--- What this task involves ---
Would you output all the lines below precisely as they stand, leaving each picture out?

------------------------------------------------

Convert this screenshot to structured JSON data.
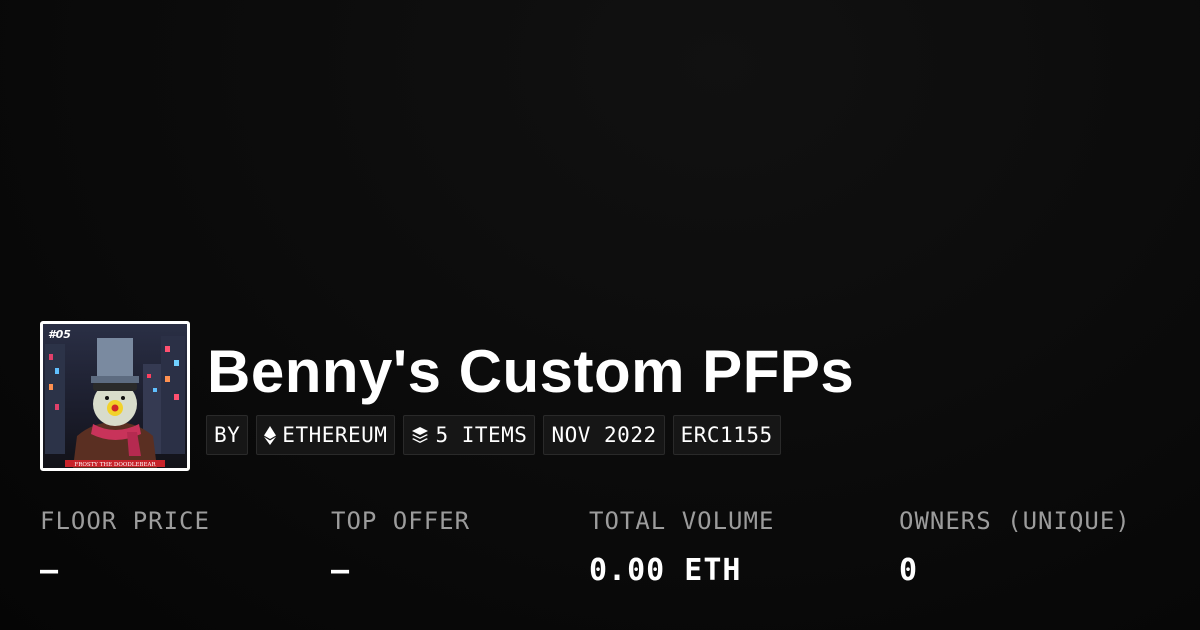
{
  "collection": {
    "title": "Benny's Custom PFPs",
    "avatar": {
      "icon": "collection-avatar-image",
      "badge_text": "#05",
      "caption_text": "FROSTY THE DOODLEBEAR"
    }
  },
  "chips": [
    {
      "label": "BY",
      "icon": null
    },
    {
      "label": "ETHEREUM",
      "icon": "ethereum-icon"
    },
    {
      "label": "5 ITEMS",
      "icon": "layers-icon"
    },
    {
      "label": "NOV 2022",
      "icon": null
    },
    {
      "label": "ERC1155",
      "icon": null
    }
  ],
  "stats": [
    {
      "label": "FLOOR PRICE",
      "value": "–"
    },
    {
      "label": "TOP OFFER",
      "value": "–"
    },
    {
      "label": "TOTAL VOLUME",
      "value": "0.00 ETH"
    },
    {
      "label": "OWNERS (UNIQUE)",
      "value": "0"
    }
  ],
  "colors": {
    "background": "#0a0a0a",
    "text": "#ffffff",
    "muted_label": "#9c9c9c",
    "chip_background": "#161616"
  }
}
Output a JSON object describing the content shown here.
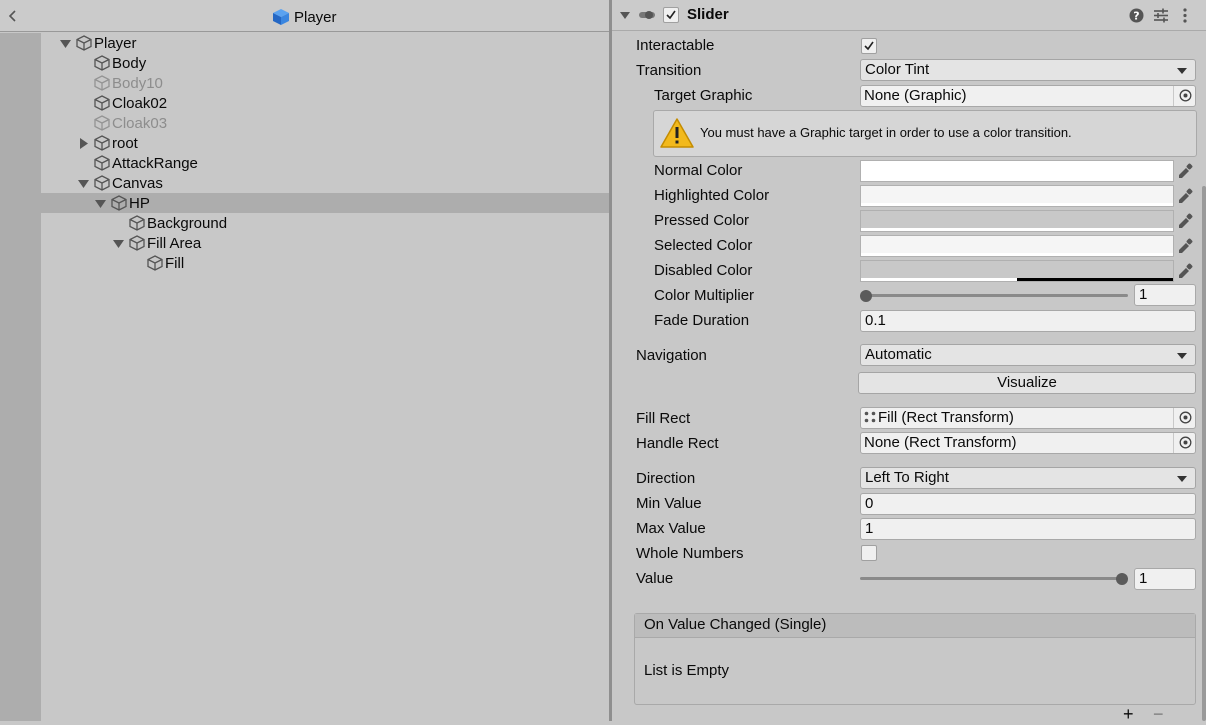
{
  "hierarchy": {
    "title": "Player",
    "items": [
      {
        "label": "Player"
      },
      {
        "label": "Body"
      },
      {
        "label": "Body10"
      },
      {
        "label": "Cloak02"
      },
      {
        "label": "Cloak03"
      },
      {
        "label": "root"
      },
      {
        "label": "AttackRange"
      },
      {
        "label": "Canvas"
      },
      {
        "label": "HP"
      },
      {
        "label": "Background"
      },
      {
        "label": "Fill Area"
      },
      {
        "label": "Fill"
      }
    ]
  },
  "inspector": {
    "component_title": "Slider",
    "enabled": true,
    "interactable_label": "Interactable",
    "interactable_checked": true,
    "transition_label": "Transition",
    "transition_value": "Color Tint",
    "target_graphic_label": "Target Graphic",
    "target_graphic_value": "None (Graphic)",
    "warning_text": "You must have a Graphic target in order to use a color transition.",
    "normal_color_label": "Normal Color",
    "highlighted_color_label": "Highlighted Color",
    "pressed_color_label": "Pressed Color",
    "selected_color_label": "Selected Color",
    "disabled_color_label": "Disabled Color",
    "colors": {
      "normal": "#FFFFFF",
      "highlighted": "#F5F5F5",
      "pressed": "#C8C8C8",
      "selected": "#F5F5F5",
      "disabled": "#C8C8C8"
    },
    "color_alphas": {
      "normal": 1.0,
      "highlighted": 1.0,
      "pressed": 1.0,
      "selected": 1.0,
      "disabled": 0.5
    },
    "color_multiplier_label": "Color Multiplier",
    "color_multiplier_value": "1",
    "color_multiplier_fraction": 0.0,
    "fade_duration_label": "Fade Duration",
    "fade_duration_value": "0.1",
    "navigation_label": "Navigation",
    "navigation_value": "Automatic",
    "visualize_label": "Visualize",
    "fill_rect_label": "Fill Rect",
    "fill_rect_value": "Fill (Rect Transform)",
    "handle_rect_label": "Handle Rect",
    "handle_rect_value": "None (Rect Transform)",
    "direction_label": "Direction",
    "direction_value": "Left To Right",
    "min_value_label": "Min Value",
    "min_value": "0",
    "max_value_label": "Max Value",
    "max_value": "1",
    "whole_numbers_label": "Whole Numbers",
    "whole_numbers_checked": false,
    "value_label": "Value",
    "value": "1",
    "value_fraction": 1.0,
    "event_title": "On Value Changed (Single)",
    "event_empty_text": "List is Empty",
    "add_symbol": "+",
    "remove_symbol": "−"
  },
  "icons": {
    "back": "chevron-left-icon",
    "prefab": "prefab-cube-icon",
    "gameobject": "gameobject-cube-icon",
    "warning": "warning-icon",
    "eyedropper": "eyedropper-icon",
    "object_picker": "object-picker-icon",
    "help": "help-icon",
    "presets": "presets-icon",
    "kebab": "kebab-menu-icon"
  },
  "accent": "#2e86de"
}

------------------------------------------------

--- Response to the task ---
Convert this screenshot to structured JSON data.
{
  "collection": {
    "title": "Benny's Custom PFPs",
    "avatar": {
      "icon": "collection-avatar-image",
      "badge_text": "#05",
      "caption_text": "FROSTY THE DOODLEBEAR"
    }
  },
  "chips": [
    {
      "label": "BY",
      "icon": null
    },
    {
      "label": "ETHEREUM",
      "icon": "ethereum-icon"
    },
    {
      "label": "5 ITEMS",
      "icon": "layers-icon"
    },
    {
      "label": "NOV 2022",
      "icon": null
    },
    {
      "label": "ERC1155",
      "icon": null
    }
  ],
  "stats": [
    {
      "label": "FLOOR PRICE",
      "value": "–"
    },
    {
      "label": "TOP OFFER",
      "value": "–"
    },
    {
      "label": "TOTAL VOLUME",
      "value": "0.00 ETH"
    },
    {
      "label": "OWNERS (UNIQUE)",
      "value": "0"
    }
  ],
  "colors": {
    "background": "#0a0a0a",
    "text": "#ffffff",
    "muted_label": "#9c9c9c",
    "chip_background": "#161616"
  }
}
Output a JSON object describing the content shown here.
{
  "hierarchy": {
    "title": "Player",
    "items": [
      {
        "label": "Player"
      },
      {
        "label": "Body"
      },
      {
        "label": "Body10"
      },
      {
        "label": "Cloak02"
      },
      {
        "label": "Cloak03"
      },
      {
        "label": "root"
      },
      {
        "label": "AttackRange"
      },
      {
        "label": "Canvas"
      },
      {
        "label": "HP"
      },
      {
        "label": "Background"
      },
      {
        "label": "Fill Area"
      },
      {
        "label": "Fill"
      }
    ]
  },
  "inspector": {
    "component_title": "Slider",
    "enabled": true,
    "interactable_label": "Interactable",
    "interactable_checked": true,
    "transition_label": "Transition",
    "transition_value": "Color Tint",
    "target_graphic_label": "Target Graphic",
    "target_graphic_value": "None (Graphic)",
    "warning_text": "You must have a Graphic target in order to use a color transition.",
    "normal_color_label": "Normal Color",
    "highlighted_color_label": "Highlighted Color",
    "pressed_color_label": "Pressed Color",
    "selected_color_label": "Selected Color",
    "disabled_color_label": "Disabled Color",
    "colors": {
      "normal": "#FFFFFF",
      "highlighted": "#F5F5F5",
      "pressed": "#C8C8C8",
      "selected": "#F5F5F5",
      "disabled": "#C8C8C8"
    },
    "color_alphas": {
      "normal": 1.0,
      "highlighted": 1.0,
      "pressed": 1.0,
      "selected": 1.0,
      "disabled": 0.5
    },
    "color_multiplier_label": "Color Multiplier",
    "color_multiplier_value": "1",
    "color_multiplier_fraction": 0.0,
    "fade_duration_label": "Fade Duration",
    "fade_duration_value": "0.1",
    "navigation_label": "Navigation",
    "navigation_value": "Automatic",
    "visualize_label": "Visualize",
    "fill_rect_label": "Fill Rect",
    "fill_rect_value": "Fill (Rect Transform)",
    "handle_rect_label": "Handle Rect",
    "handle_rect_value": "None (Rect Transform)",
    "direction_label": "Direction",
    "direction_value": "Left To Right",
    "min_value_label": "Min Value",
    "min_value": "0",
    "max_value_label": "Max Value",
    "max_value": "1",
    "whole_numbers_label": "Whole Numbers",
    "whole_numbers_checked": false,
    "value_label": "Value",
    "value": "1",
    "value_fraction": 1.0,
    "event_title": "On Value Changed (Single)",
    "event_empty_text": "List is Empty",
    "add_symbol": "+",
    "remove_symbol": "−"
  },
  "icons": {
    "back": "chevron-left-icon",
    "prefab": "prefab-cube-icon",
    "gameobject": "gameobject-cube-icon",
    "warning": "warning-icon",
    "eyedropper": "eyedropper-icon",
    "object_picker": "object-picker-icon",
    "help": "help-icon",
    "presets": "presets-icon",
    "kebab": "kebab-menu-icon"
  },
  "accent": "#2e86de"
}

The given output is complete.